PEMBROKE PARK, Fla. – The phone lines are ringing off the hook at Broward mosquito control headquarters, where officials are monitoring both the number of complaints and the number and type of mosquitoes found in traps.
“On both of those they are flashing red right now, meaning the population is really high and they’re actually biting a lot of our residents right now,” said Ahn Ton of Broward mosquito control.
Weeks of heavy rainfall in South Florida have created a breeding ground for the pesky, disease-spreading insects. The department of health announced Thursday that two more Miami-Dade County residents have been infected with West Nile virus, bringing the county’s total to four.
There are currently no reported cases of infection in Broward, but a big concern is the presence of the mosquitoes that carry West Nile and Dengue fever.
“It’s a problem when we have encephalitis, which is a swelling of the brain,” said Dr. Isik Unlu of Miami-Dade mosquito control. “That’s the part that is scary.”
Said Ton: “The type of mosquito that carries that type of virus is prevalent in our area and already we’re seeing them popping up around our area.”
There is no evidence that suggests mosquitoes could spread COVID-19, according to the World Health Organization, as coronavirus is a respiratory virus that spreads primarily through droplets of saliva or discharge from the nose, not blood.
Most of Broward’s mosquito calls are coming from Pembroke Pines, Sunrise and Miramar, but many other areas are affected, leading to a tenfold increase across the county.
“Right now, on average, we’re getting about 300-400 requests a day,” Ton said. “During the slow season, just to put it in perspective, just a couple of months ago we were getting 20-30 requests a day.”
With more than 250 calls a day, Miami-Dade’s mosquito control teams are also out in force, working to kill larvae before they hatch.
“And then he will report if he sees adult mosquitoes and another crew will go out at night to do adulticiding around that neighborhood,” Unlu said.
Adulticiding is the term used for killing adult mosquitoes.

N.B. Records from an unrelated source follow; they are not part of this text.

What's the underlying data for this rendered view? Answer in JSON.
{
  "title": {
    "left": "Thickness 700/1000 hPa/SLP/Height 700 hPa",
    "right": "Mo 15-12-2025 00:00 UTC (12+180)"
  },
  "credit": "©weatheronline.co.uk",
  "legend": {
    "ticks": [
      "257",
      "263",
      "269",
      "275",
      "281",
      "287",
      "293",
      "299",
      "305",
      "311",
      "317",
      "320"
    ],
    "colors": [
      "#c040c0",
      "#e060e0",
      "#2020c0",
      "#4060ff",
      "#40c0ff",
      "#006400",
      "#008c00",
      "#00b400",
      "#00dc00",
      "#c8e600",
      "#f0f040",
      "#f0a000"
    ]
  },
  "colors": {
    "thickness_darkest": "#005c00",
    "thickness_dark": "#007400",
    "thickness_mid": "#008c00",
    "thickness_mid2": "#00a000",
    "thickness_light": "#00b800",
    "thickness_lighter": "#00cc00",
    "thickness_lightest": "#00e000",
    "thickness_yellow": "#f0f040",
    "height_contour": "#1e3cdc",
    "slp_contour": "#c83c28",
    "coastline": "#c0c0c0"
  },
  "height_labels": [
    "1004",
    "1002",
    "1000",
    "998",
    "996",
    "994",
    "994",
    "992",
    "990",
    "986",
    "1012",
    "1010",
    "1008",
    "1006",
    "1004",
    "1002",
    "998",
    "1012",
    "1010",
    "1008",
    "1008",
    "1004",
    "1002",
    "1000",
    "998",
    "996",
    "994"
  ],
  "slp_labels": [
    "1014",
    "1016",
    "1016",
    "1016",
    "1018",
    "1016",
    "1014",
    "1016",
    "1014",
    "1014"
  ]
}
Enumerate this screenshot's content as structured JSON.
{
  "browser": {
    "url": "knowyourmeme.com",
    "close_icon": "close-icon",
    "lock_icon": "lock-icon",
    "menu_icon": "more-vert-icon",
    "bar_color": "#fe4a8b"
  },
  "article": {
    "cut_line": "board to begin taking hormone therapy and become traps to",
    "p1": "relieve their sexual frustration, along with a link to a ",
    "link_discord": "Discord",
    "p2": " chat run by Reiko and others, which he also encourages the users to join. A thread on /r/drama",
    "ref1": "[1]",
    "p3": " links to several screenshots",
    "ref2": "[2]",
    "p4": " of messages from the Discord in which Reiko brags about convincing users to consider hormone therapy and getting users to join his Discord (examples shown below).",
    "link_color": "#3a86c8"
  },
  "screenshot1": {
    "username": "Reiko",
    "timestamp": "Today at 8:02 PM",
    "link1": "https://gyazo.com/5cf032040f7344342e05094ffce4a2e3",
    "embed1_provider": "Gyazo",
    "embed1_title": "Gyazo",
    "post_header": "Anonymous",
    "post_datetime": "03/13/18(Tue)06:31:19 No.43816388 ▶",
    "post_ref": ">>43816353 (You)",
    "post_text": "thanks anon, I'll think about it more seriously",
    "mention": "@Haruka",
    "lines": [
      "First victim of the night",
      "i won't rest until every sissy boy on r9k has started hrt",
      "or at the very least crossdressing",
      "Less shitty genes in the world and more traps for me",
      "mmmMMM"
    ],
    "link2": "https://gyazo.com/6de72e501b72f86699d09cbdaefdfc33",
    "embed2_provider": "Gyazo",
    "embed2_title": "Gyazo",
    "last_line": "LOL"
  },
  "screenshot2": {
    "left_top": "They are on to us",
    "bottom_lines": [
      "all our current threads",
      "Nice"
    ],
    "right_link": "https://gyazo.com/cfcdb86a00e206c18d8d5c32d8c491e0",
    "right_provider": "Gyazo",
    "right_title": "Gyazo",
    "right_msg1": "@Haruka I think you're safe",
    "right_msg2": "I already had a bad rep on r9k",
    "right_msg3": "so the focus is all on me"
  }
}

Officials say people need to take measures to protect themselves by getting rid of standing water and avoiding the outdoors during peak hours from sunrise to sunset. If you must be outside, wear protective clothing and use mosquito repellent.